The 2018 Eurovision Song Contest (ESC), hosted at the Altice Arena in Lisbon, Portugal, saw the latest range of Claypaky and ADB lighting fixtures dominate the beautifully evocative, multi-dimensional, theatrical and camera pleasing lighting design by award-winning lighting designer and Director of Photography (DOP) Jerry Appelt.
A statement against the often flattening overuse of video in entertainment presentations, Appelt’s design is one of the biggest lighting set-ups in Eurovision history. Appelt employed over 2,000 lighting fixtures – 750 of which were Claypaky Arc and LED moving heads and 100 of which were the ADB asymmetric cyc LED fixture, ADB Klemantis. All lighting was supplied to ESC by Ampco Flashlight and Pixellight.
Appelt, lighting his fourth ESC, worked in close creative collaboration with set designer Florian Wieder to deliver a stunning, multi-faceted stage canvas that beautifully echoed Portugal’s nautical heritage, while offering a remarkable level of visual versatility. In addition, the design directly addressed the comments from last year’s winner, Salvador Sobral, who said: “Music is not fireworks, music is a feeling, so let’s try to change this and bring music back!”
Appelt’s shrewd positioning and programming of the Claypaky arsenal enhanced, defined and shaped the various layers and areas of the set to deliver a striking succession of evocative and sculptural lighting looks. This, combined with carefully choreographed moving trusses and beat-perfect camera work, ensured each country’s story was told with a refreshing depth and sensitivity.
With a mission to revive the physicality, emotion, meaning and intimacy of ESC with lighting, Appelt demanded a versatile workhorse fixture that would offer maximum choice: “I was looking to create dimension, not just from my fixture positioning but also from the feature set of each fixture itself. I also wanted consistency of output and colour across every part of the stage, so I chose to use a number of the multipurpose fixtures from the Claypaky range – primarily the Claypaky Scenius Unico, the new Claypaky Hepikos and the Claypaky Mythos 2.”

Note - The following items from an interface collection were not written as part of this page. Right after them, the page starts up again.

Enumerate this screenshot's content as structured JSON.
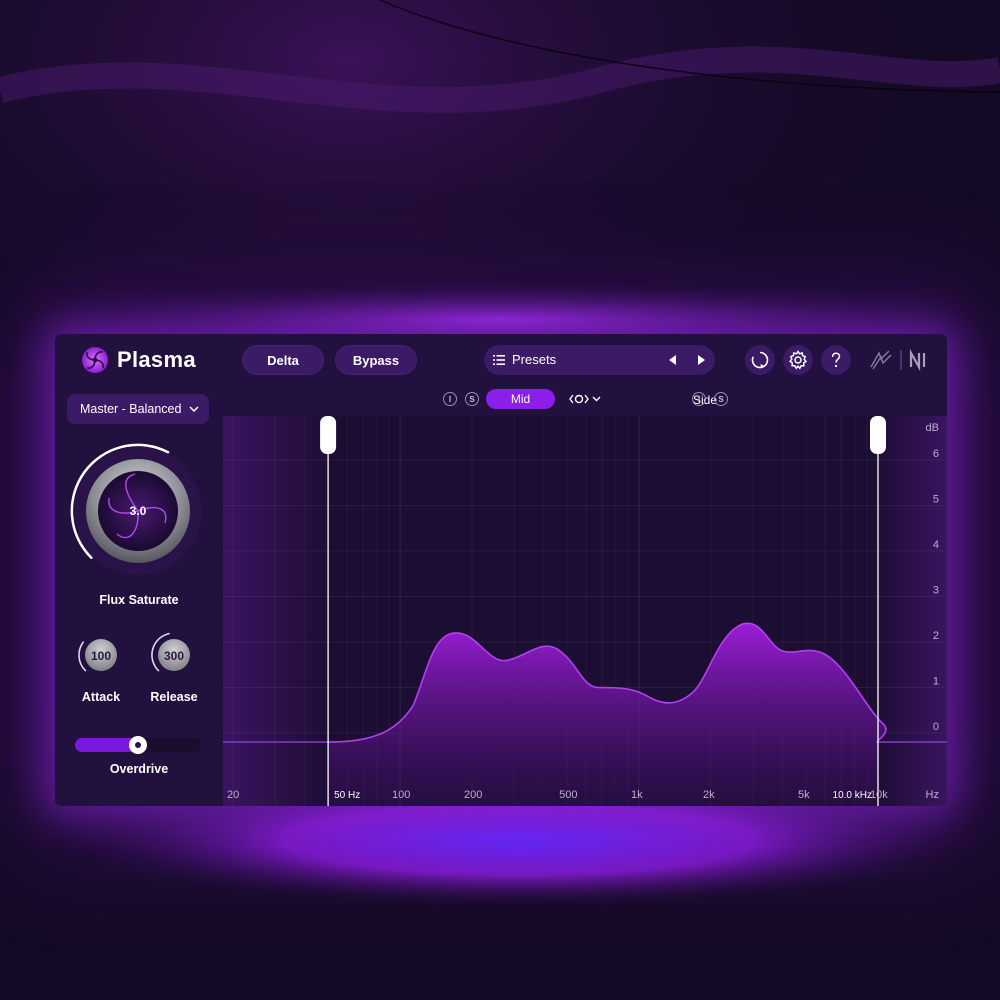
{
  "app": {
    "name": "Plasma"
  },
  "toolbar": {
    "delta_label": "Delta",
    "bypass_label": "Bypass",
    "presets_label": "Presets"
  },
  "sidebar": {
    "mode_select": "Master - Balanced",
    "flux_saturate": {
      "label": "Flux Saturate",
      "value": "3.0",
      "level": 0.6
    },
    "attack": {
      "label": "Attack",
      "value": "100",
      "level": 0.3
    },
    "release": {
      "label": "Release",
      "value": "300",
      "level": 0.45
    },
    "overdrive": {
      "label": "Overdrive",
      "level": 0.5
    }
  },
  "mid_side": {
    "mute_label": "I",
    "solo_label": "S",
    "mid_label": "Mid",
    "side_label": "Side"
  },
  "graph": {
    "db_unit": "dB",
    "hz_unit": "Hz",
    "db_ticks": [
      "6",
      "5",
      "4",
      "3",
      "2",
      "1",
      "0"
    ],
    "freq_ticks": [
      "20",
      "100",
      "200",
      "500",
      "1k",
      "2k",
      "5k",
      "10k"
    ],
    "low_band_label": "50 Hz",
    "high_band_label": "10.0 kHz",
    "low_cutoff_hz": 50,
    "high_cutoff_hz": 10000
  },
  "colors": {
    "accent": "#8b1ee8",
    "panel": "#22103e",
    "button": "#3b1a66",
    "curve": "#a21ee0"
  }
}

Making its ESC debut this year, Appelt used the Hepikos to project dramatic aerial beams and stunning colour effects from the huge arching trusses above the stage, bringing another layer of drama to the wider camera shots. Appelt discusses, “The Hepikos is a super-bright beam-wash fixture that produces piercing, intense beams. It’s a hybrid fixture, which gives me equally effective ‘beam’ and ‘wash’ lights in one fixture. Its primary use was to frame the huge curved trusses above the stage with aerial beams. In addition, I used the interchangeable rotating prism to break the light beam up into several dynamic projections, bringing further dimension to the overall picture.”
ESC head of production Ola Melzig adds, “The Hepikos’ offers top-notch performance and unswerving colour matching with the other products we are using from the Claypaky range. All the fixtures are camera friendly and their relative compact size and low operating power consumption keeps costs down. This is crucial on a show that can run lighting for up to 18 hours a day, every day, for over a month of rehearsals and broadcasts.”
Also debuting on ESC was the Claypaky Axcor 900 range of LED fixtures: “I’m using these fixtures for the all-important performer key light and as a supplement to the followspots,” continues Appelt. “The Axcor 900 is ideal as a key light, but it is also an additional tool in my creative arsenal as the ability to project and shape the beam means I can use the fixtures for other purposes as well.”
As with ESC 2017 in Kyiv, Appelt’s main workhorse fixture is the Claypaky Scenius Unico: “I look for workhorse fixtures that can perform the role of two, maybe even three different types of fixture, without compromising colour, output, mechanical precision or effects,” stresses Appelt. “The Scenius Unico is one of my favourite solutions because of its reliability and versatility; it can be a spot, a wash or a beam light. It’s also high output and relatively compact in size and weight which makes it ideal when we need to use so many fixtures.”
Over 12,000 people enjoyed three spectacular live broadcasts from Lisbon’s Altice Arena, while over 200 million viewers tuned in on television on Final night with many more millions watching online. The final 26 acts put on a remarkable show for both the live audience and the cameras, but it was Israel’s Netta Barzilai who was the ultimate winner with her catchy pop anthem, Toy.